What you need to do. Your result should be every line of the records below that contains the word "Windows".

###

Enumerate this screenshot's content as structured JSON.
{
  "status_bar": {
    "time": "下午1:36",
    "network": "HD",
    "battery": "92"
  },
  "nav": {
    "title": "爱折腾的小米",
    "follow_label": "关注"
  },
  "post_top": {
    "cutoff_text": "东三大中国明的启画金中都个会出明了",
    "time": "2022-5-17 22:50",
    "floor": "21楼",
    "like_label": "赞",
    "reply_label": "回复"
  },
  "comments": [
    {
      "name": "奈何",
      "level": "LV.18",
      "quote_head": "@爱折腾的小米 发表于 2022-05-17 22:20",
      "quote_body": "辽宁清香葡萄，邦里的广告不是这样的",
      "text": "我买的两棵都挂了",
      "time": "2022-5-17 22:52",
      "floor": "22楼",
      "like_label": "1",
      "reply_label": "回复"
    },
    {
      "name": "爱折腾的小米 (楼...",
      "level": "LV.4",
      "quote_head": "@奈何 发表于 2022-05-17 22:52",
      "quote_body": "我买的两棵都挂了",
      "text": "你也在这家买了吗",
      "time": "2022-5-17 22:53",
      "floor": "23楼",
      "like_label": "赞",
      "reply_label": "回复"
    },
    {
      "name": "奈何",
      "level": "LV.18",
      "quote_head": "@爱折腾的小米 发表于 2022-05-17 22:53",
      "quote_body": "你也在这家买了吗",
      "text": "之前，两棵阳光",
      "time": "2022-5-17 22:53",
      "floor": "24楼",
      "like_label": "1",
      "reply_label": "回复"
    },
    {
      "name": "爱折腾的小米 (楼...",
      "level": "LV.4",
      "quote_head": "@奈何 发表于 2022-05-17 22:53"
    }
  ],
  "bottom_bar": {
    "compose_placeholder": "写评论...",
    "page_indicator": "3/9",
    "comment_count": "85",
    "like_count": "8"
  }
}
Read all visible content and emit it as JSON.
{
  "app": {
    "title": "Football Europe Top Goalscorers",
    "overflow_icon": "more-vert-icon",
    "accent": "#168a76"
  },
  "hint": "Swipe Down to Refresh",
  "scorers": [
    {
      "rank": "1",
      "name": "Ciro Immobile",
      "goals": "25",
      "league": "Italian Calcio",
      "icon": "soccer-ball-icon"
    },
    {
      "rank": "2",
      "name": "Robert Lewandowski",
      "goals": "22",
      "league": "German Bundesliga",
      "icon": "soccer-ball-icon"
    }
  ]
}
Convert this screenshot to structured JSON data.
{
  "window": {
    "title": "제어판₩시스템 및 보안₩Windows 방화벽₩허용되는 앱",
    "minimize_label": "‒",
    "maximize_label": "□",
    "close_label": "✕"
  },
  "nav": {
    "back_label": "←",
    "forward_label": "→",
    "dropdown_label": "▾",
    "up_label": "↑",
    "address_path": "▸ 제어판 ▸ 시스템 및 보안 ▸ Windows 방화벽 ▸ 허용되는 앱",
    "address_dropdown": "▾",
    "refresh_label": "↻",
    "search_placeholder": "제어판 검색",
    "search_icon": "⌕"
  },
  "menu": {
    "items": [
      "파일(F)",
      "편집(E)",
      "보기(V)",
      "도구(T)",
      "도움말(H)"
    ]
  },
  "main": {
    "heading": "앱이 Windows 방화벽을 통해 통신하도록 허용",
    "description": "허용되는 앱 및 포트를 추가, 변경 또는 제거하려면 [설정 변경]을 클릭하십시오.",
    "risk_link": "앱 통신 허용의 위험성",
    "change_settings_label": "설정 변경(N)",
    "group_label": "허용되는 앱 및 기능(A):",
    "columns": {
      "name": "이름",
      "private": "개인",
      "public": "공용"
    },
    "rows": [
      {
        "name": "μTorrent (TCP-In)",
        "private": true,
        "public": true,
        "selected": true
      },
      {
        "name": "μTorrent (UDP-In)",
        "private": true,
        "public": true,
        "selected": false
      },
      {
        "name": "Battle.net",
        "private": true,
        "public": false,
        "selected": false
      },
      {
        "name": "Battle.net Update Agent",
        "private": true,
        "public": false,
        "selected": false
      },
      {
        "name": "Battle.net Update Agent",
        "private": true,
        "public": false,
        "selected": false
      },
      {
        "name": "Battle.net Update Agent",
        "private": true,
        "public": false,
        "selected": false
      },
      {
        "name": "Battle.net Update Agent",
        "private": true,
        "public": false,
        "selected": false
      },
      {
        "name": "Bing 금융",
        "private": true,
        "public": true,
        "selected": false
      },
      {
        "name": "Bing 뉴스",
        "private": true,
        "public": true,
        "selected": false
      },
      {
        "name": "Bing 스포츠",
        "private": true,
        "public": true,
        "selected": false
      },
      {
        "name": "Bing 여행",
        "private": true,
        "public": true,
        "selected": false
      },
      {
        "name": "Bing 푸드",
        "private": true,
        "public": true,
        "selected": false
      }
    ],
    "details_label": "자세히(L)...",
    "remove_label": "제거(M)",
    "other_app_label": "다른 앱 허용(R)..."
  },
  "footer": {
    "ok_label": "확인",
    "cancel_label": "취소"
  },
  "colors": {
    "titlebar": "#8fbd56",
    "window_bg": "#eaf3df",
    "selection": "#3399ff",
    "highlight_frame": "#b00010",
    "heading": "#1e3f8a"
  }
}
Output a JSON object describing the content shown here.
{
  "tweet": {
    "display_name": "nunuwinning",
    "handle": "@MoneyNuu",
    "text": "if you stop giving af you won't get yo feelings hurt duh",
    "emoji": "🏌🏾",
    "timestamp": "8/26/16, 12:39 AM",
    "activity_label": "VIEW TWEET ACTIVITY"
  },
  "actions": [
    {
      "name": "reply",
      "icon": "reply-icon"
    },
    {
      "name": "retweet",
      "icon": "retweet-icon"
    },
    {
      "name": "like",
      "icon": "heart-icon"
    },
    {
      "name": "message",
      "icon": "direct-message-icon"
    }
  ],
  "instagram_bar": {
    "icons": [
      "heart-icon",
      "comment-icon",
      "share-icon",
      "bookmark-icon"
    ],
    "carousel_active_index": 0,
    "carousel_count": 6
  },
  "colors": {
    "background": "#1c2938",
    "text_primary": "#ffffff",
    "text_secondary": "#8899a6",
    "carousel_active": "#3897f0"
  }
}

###

Result for this exercise.
    "title": "제어판₩시스템 및 보안₩Windows 방화벽₩허용되는 앱",
    "address_path": "▸ 제어판 ▸ 시스템 및 보안 ▸ Windows 방화벽 ▸ 허용되는 앱",
    "heading": "앱이 Windows 방화벽을 통해 통신하도록 허용",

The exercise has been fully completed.